that he had misappropriated the funds.
Court was not convinced that the Appellant acted under duress as
there was no convincing evidence on that point. This Court also as
properly advised and guided by decided cases as shown above, find no
just cause to depart from the trial Court's decision. As submitted by
the Respondent, the Appellant made an undertaking which is
enforceable at law quite independently of the truth or otherwise of
her claim that in fact 'Matloheli Mphutlane as her dependent is
indeed dead. See the case of Boloko vs Lehlaka 1974-75 LLR 268 E.
come to the conclusion that this appeal lacks merit and ought to be
dismissed, the appeal is therefore dismissed with costs.
appeal has been dragging since April 1997 when it was first noted.
The reason for this was explained as the difficulty in securing the
typed record from the Magistrate's Court Maseru. It was on the 2nd
August 2001 when the Court ordered that a photocopied record be
furnished within two weeks from that date. Fortunately it was

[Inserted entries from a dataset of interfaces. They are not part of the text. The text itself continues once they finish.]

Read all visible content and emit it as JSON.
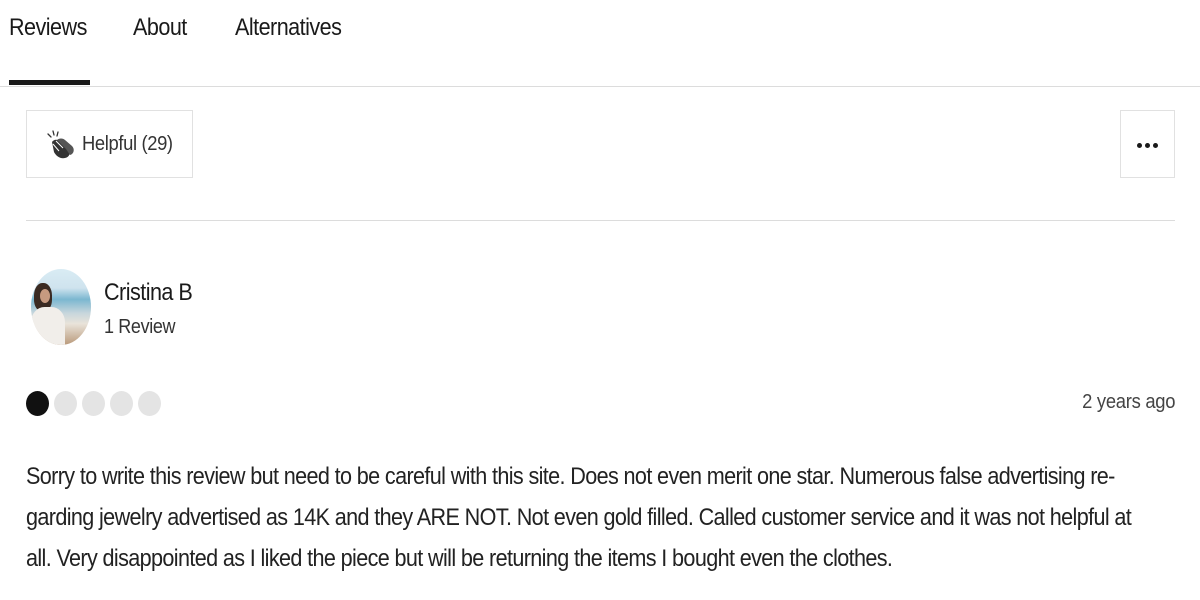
{
  "tabs": [
    {
      "label": "Reviews",
      "active": true
    },
    {
      "label": "About",
      "active": false
    },
    {
      "label": "Alternatives",
      "active": false
    }
  ],
  "actions": {
    "helpful_label": "Helpful (29)",
    "helpful_icon": "clapping-hands-icon",
    "more_icon": "more-options-icon"
  },
  "review": {
    "reviewer": {
      "name": "Cristina B",
      "review_count": "1 Review",
      "avatar": "avatar"
    },
    "rating": 1,
    "rating_max": 5,
    "date": "2 years ago",
    "text_lines": [
      "Sorry to write this review but need to be careful with this site. Does not even merit one star. Numerous false advertising re-",
      "garding jewelry advertised as 14K and they ARE NOT. Not even gold filled. Called customer service and it was not helpful at",
      "all. Very disappointed as I liked the piece but will be returning the items I bought even the clothes."
    ]
  },
  "colors": {
    "text": "#1a1a1a",
    "border": "#e1e1e1",
    "rating_filled": "#111111",
    "rating_empty": "#e4e4e4"
  }
}
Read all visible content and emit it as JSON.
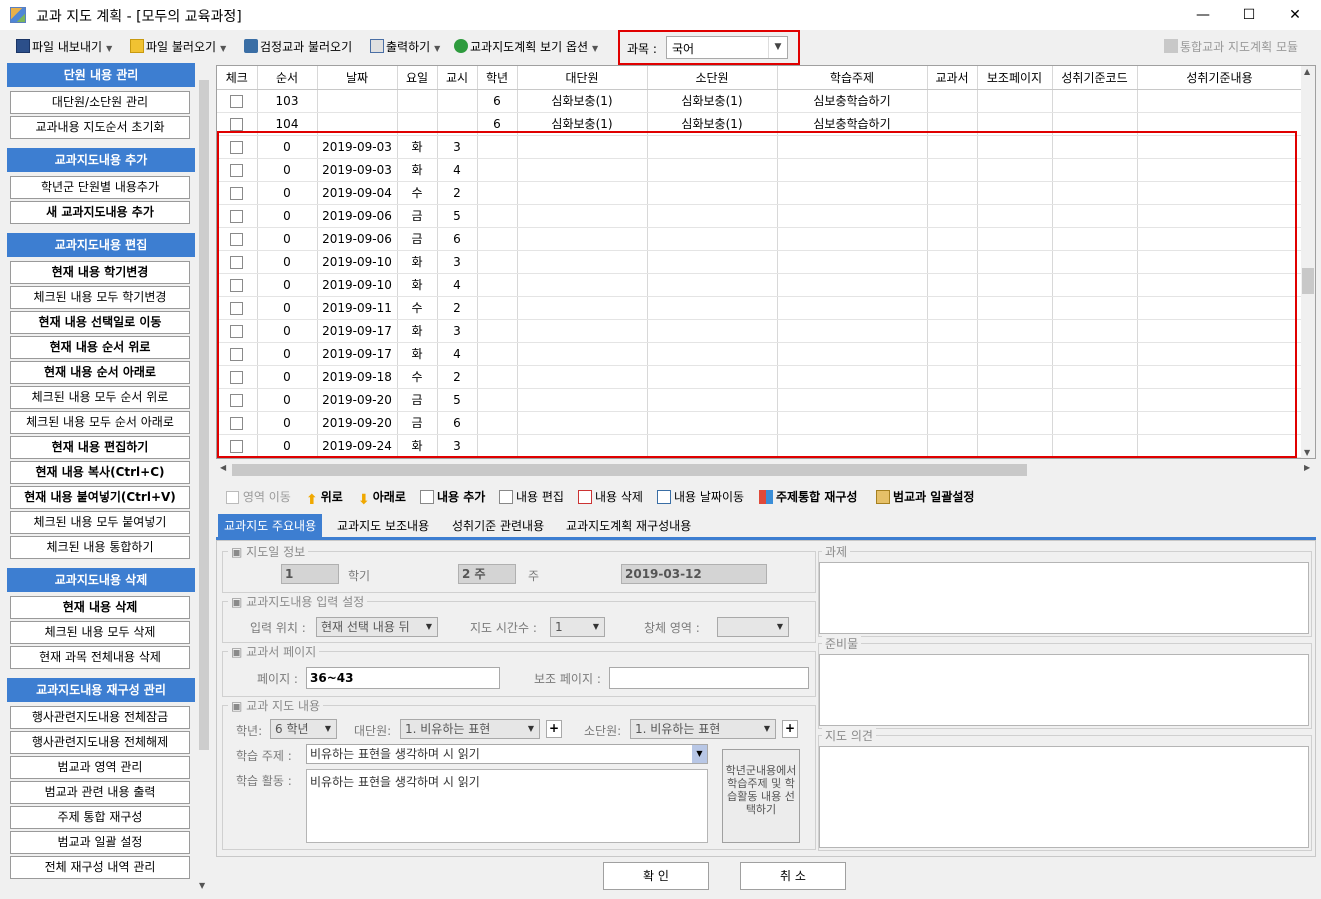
{
  "window": {
    "title": "교과 지도 계획 - [모두의 교육과정]",
    "minimize": "—",
    "maximize": "☐",
    "close": "✕"
  },
  "toolbar": {
    "export_label": "파일 내보내기",
    "import_label": "파일 불러오기",
    "textbook_load_label": "검정교과 불러오기",
    "print_label": "출력하기",
    "view_options_label": "교과지도계획 보기 옵션",
    "subject_label": "과목 :",
    "subject_value": "국어",
    "integrated_label": "통합교과 지도계획 모듈"
  },
  "sidebar": {
    "sections": [
      {
        "title": "단원 내용 관리",
        "items": [
          {
            "label": "대단원/소단원 관리",
            "bold": false
          },
          {
            "label": "교과내용 지도순서 초기화",
            "bold": false
          }
        ]
      },
      {
        "title": "교과지도내용 추가",
        "items": [
          {
            "label": "학년군 단원별 내용추가",
            "bold": false
          },
          {
            "label": "새 교과지도내용 추가",
            "bold": true
          }
        ]
      },
      {
        "title": "교과지도내용 편집",
        "items": [
          {
            "label": "현재 내용 학기변경",
            "bold": true
          },
          {
            "label": "체크된 내용 모두 학기변경",
            "bold": false
          },
          {
            "label": "현재 내용 선택일로 이동",
            "bold": true
          },
          {
            "label": "현재 내용 순서 위로",
            "bold": true
          },
          {
            "label": "현재 내용 순서 아래로",
            "bold": true
          },
          {
            "label": "체크된 내용 모두 순서 위로",
            "bold": false
          },
          {
            "label": "체크된 내용 모두 순서 아래로",
            "bold": false
          },
          {
            "label": "현재 내용 편집하기",
            "bold": true
          },
          {
            "label": "현재 내용 복사(Ctrl+C)",
            "bold": true
          },
          {
            "label": "현재 내용 붙여넣기(Ctrl+V)",
            "bold": true
          },
          {
            "label": "체크된 내용 모두 붙여넣기",
            "bold": false
          },
          {
            "label": "체크된 내용 통합하기",
            "bold": false
          }
        ]
      },
      {
        "title": "교과지도내용 삭제",
        "items": [
          {
            "label": "현재 내용 삭제",
            "bold": true
          },
          {
            "label": "체크된 내용 모두 삭제",
            "bold": false
          },
          {
            "label": "현재 과목 전체내용 삭제",
            "bold": false
          }
        ]
      },
      {
        "title": "교과지도내용 재구성 관리",
        "items": [
          {
            "label": "행사관련지도내용 전체잠금",
            "bold": false
          },
          {
            "label": "행사관련지도내용 전체해제",
            "bold": false
          },
          {
            "label": "범교과 영역 관리",
            "bold": false
          },
          {
            "label": "범교과 관련 내용 출력",
            "bold": false
          },
          {
            "label": "주제 통합 재구성",
            "bold": false
          },
          {
            "label": "범교과 일괄 설정",
            "bold": false
          },
          {
            "label": "전체 재구성 내역 관리",
            "bold": false
          }
        ]
      }
    ]
  },
  "grid": {
    "columns": [
      "체크",
      "순서",
      "날짜",
      "요일",
      "교시",
      "학년",
      "대단원",
      "소단원",
      "학습주제",
      "교과서",
      "보조페이지",
      "성취기준코드",
      "성취기준내용"
    ],
    "rows": [
      [
        "",
        "103",
        "",
        "",
        "",
        "6",
        "심화보충(1)",
        "심화보충(1)",
        "심보충학습하기",
        "",
        "",
        "",
        ""
      ],
      [
        "",
        "104",
        "",
        "",
        "",
        "6",
        "심화보충(1)",
        "심화보충(1)",
        "심보충학습하기",
        "",
        "",
        "",
        ""
      ],
      [
        "",
        "0",
        "2019-09-03",
        "화",
        "3",
        "",
        "",
        "",
        "",
        "",
        "",
        "",
        ""
      ],
      [
        "",
        "0",
        "2019-09-03",
        "화",
        "4",
        "",
        "",
        "",
        "",
        "",
        "",
        "",
        ""
      ],
      [
        "",
        "0",
        "2019-09-04",
        "수",
        "2",
        "",
        "",
        "",
        "",
        "",
        "",
        "",
        ""
      ],
      [
        "",
        "0",
        "2019-09-06",
        "금",
        "5",
        "",
        "",
        "",
        "",
        "",
        "",
        "",
        ""
      ],
      [
        "",
        "0",
        "2019-09-06",
        "금",
        "6",
        "",
        "",
        "",
        "",
        "",
        "",
        "",
        ""
      ],
      [
        "",
        "0",
        "2019-09-10",
        "화",
        "3",
        "",
        "",
        "",
        "",
        "",
        "",
        "",
        ""
      ],
      [
        "",
        "0",
        "2019-09-10",
        "화",
        "4",
        "",
        "",
        "",
        "",
        "",
        "",
        "",
        ""
      ],
      [
        "",
        "0",
        "2019-09-11",
        "수",
        "2",
        "",
        "",
        "",
        "",
        "",
        "",
        "",
        ""
      ],
      [
        "",
        "0",
        "2019-09-17",
        "화",
        "3",
        "",
        "",
        "",
        "",
        "",
        "",
        "",
        ""
      ],
      [
        "",
        "0",
        "2019-09-17",
        "화",
        "4",
        "",
        "",
        "",
        "",
        "",
        "",
        "",
        ""
      ],
      [
        "",
        "0",
        "2019-09-18",
        "수",
        "2",
        "",
        "",
        "",
        "",
        "",
        "",
        "",
        ""
      ],
      [
        "",
        "0",
        "2019-09-20",
        "금",
        "5",
        "",
        "",
        "",
        "",
        "",
        "",
        "",
        ""
      ],
      [
        "",
        "0",
        "2019-09-20",
        "금",
        "6",
        "",
        "",
        "",
        "",
        "",
        "",
        "",
        ""
      ],
      [
        "",
        "0",
        "2019-09-24",
        "화",
        "3",
        "",
        "",
        "",
        "",
        "",
        "",
        "",
        ""
      ]
    ]
  },
  "actions": {
    "area_move": "영역 이동",
    "up": "위로",
    "down": "아래로",
    "add": "내용 추가",
    "edit": "내용 편집",
    "delete": "내용 삭제",
    "date_move": "내용 날짜이동",
    "theme_reconstruct": "주제통합 재구성",
    "cross_batch": "범교과 일괄설정"
  },
  "tabs": [
    "교과지도 주요내용",
    "교과지도 보조내용",
    "성취기준 관련내용",
    "교과지도계획 재구성내용"
  ],
  "panel": {
    "guide_day": {
      "title": "지도일 정보",
      "semester": "1",
      "semester_label": "학기",
      "week": "2 주",
      "week_label": "주",
      "date": "2019-03-12"
    },
    "input_settings": {
      "title": "교과지도내용 입력 설정",
      "position_label": "입력 위치 :",
      "position_value": "현재 선택 내용 뒤",
      "hours_label": "지도 시간수 :",
      "hours_value": "1",
      "area_label": "창체 영역 :",
      "area_value": ""
    },
    "textbook_page": {
      "title": "교과서 페이지",
      "page_label": "페이지 :",
      "page_value": "36~43",
      "aux_label": "보조 페이지 :",
      "aux_value": ""
    },
    "content": {
      "title": "교과 지도 내용",
      "grade_label": "학년:",
      "grade_value": "6 학년",
      "unit_label": "대단원:",
      "unit_value": "1. 비유하는 표현",
      "subunit_label": "소단원:",
      "subunit_value": "1. 비유하는 표현",
      "topic_label": "학습 주제 :",
      "topic_value": "비유하는 표현을 생각하며 시 읽기",
      "activity_label": "학습 활동 :",
      "activity_value": "비유하는 표현을 생각하며 시 읽기",
      "select_button": "학년군내용에서 학습주제 및 학습활동 내용 선택하기"
    },
    "side": {
      "task_title": "과제",
      "prep_title": "준비물",
      "opinion_title": "지도 의견"
    }
  },
  "footer": {
    "confirm": "확 인",
    "cancel": "취 소"
  },
  "colors": {
    "accent": "#3d7ed1",
    "highlight": "#e00000"
  }
}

the date of hearing, the Court was given a notice of withdrawal as
attorney of record by Appellant's counsel. The name of the Appellant
was thus called three times outside Court and also by the loud
speaker but she showed no appearance. The Court therefore proceeded
in her absence, considering the length of time it has taken to
dispose of this appeal. The Appellant showed no interest in the
matter after noting the appeal. The notice of set down for this
appeal has been filed by the Respondent.
Appellant: Mrs Kotelo
Respondent: Mr Mohau
African Law (AfricanLII)
Ghana Law (GhaLII)
Laws of South Africa (Legislation)
Lesotho Law (LesLII)
Liberian Law (LiberLII)
Malawian Law (MalawiLII)
Namibian Law (NamibLII)
Nigerian Law (NigeriaLII)
Sierra Leone Law (SierraLII)
South African Law (SAFLII)
Seychelles Law (SeyLII)
Swaziland Law (SwaziLII)
Tanzania Law (TanzLII)
Ugandan Law (ULII)
Zambian Law (ZamLII)
Zimbabwean Law (ZimLII)
Commonwealth Countries' Law
LII of India
United States Law